Now, we need to create our cart, which is very similar to our catalog, go ahead and copy that. Create a new component here called "AppPart.js." Paste this guy in there. In our cart, we're going to need react. We're also going to need the App Store, but we are not going to need add to cart. We're going to need remove from cart.
We're going to need are increase and decrease component. Rather than get catalog, we're going to need our cart items. This will return get cart. In our initial state, rather than get catalog, we're going to be calling cart items.
Unlike our catalog component, this component needs to actually be aware of changes in our application. What we're going to do is we're going to say, component will mount, and right now, we're going to use our AppStore.Addchange listener. We're going to call it This.Unchange.
We're going to go ahead and create that method right now. Here, what we're going to do is set our state to cart items. What we're really saying is any time something changes, we're going to get our updated state of our cart items and make it the state of our cart component.
Here in our render method, we've already got items, so we can reuse some of this. We're going to need to calculate our totals here. I'm going to say var total equals zero, get us started. While we're living through this, we're going to go ahead and calculate our subtotal and use that to increment our total.
Now here in our return, for the sake of brevity, I'm going to paste this in and we'll take a quick look at it. Again, we are returning a table row. We've got in the first column, we've got our remove from cart, and we're testing in our index, which we need to get in our mapping method right there.
Then we've got our title, our quantity, and then we've got our increase and decrease components, and then finally we've got our subtotal. Now here, in the return of our component, again, I'm going to paste this in and take a quick look at it. We're returning a table with a little bootstrap. We've got a header, and our table header, we've got an empty one here which is for our remove component.
We've got our item, which will be the title or quantity. We've got another one here for increase and decrease, and then, we've got our subtotal.
We drop our items into the table body, and then in the footer, we've got a table dialog here with a call span of four and a classing of text right just to get that word total all the way over to the right, and then, we output our total.
Go ahead and save that. We'll jump over here to our app, and drop in an H1 here in the cart. Then, we're going to need our cart component, and I'll try this guy out. Let's reload our app in the browser. Oh, cart items is not defined. That should be asked right there.
One more time, cool. We have our cart, we can add items to it, I can have a few of these guys. We'll increase the values here, and we will remove a couple of those items. This is widget A. Using our current app store, we can go ahead and add that a bunch of times and we're looking good.
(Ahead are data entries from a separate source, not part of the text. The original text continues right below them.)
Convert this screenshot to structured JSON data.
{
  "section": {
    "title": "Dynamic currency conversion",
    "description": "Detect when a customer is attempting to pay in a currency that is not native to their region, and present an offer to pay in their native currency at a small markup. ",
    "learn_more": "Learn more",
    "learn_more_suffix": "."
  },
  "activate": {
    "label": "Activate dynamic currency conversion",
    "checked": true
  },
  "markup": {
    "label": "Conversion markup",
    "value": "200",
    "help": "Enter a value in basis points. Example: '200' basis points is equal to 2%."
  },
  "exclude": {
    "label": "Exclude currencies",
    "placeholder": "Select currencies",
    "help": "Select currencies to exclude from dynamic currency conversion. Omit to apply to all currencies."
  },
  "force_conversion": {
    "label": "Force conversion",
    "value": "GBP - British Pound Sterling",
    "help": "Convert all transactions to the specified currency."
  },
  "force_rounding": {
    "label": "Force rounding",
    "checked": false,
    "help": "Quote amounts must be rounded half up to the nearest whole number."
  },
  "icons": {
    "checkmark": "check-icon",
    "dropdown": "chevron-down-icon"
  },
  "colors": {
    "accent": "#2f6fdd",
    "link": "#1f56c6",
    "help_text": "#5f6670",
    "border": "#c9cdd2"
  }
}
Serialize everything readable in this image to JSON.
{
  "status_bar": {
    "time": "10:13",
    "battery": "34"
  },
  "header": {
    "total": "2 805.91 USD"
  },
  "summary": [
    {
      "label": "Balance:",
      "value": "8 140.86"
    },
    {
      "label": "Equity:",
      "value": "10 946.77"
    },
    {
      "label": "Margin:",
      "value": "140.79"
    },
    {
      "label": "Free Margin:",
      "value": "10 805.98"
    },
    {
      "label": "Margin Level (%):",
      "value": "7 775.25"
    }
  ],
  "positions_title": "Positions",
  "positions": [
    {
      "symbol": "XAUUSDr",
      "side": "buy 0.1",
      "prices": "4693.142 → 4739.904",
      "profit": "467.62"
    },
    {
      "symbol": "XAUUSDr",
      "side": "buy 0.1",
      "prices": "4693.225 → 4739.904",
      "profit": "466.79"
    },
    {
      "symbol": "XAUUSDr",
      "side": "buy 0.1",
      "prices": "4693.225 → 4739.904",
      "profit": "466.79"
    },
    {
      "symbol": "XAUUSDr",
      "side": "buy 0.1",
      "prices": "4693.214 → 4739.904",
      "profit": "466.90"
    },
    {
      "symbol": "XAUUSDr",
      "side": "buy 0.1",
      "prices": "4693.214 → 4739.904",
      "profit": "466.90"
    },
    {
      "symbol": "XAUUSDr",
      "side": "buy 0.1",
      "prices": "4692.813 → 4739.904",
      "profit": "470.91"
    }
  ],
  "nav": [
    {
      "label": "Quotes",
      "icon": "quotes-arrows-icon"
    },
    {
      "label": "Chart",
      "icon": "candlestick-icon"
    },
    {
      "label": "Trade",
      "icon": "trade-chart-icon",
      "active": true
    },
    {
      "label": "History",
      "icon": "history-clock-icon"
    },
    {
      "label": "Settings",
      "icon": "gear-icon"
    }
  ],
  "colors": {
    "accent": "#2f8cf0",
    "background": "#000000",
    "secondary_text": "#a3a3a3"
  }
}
One thing I noticed as I have this variable called catalog still in our cart component, I'm going to go ahead and update that to export cart. That's a minor tweak there, and everything seems to be working as expected.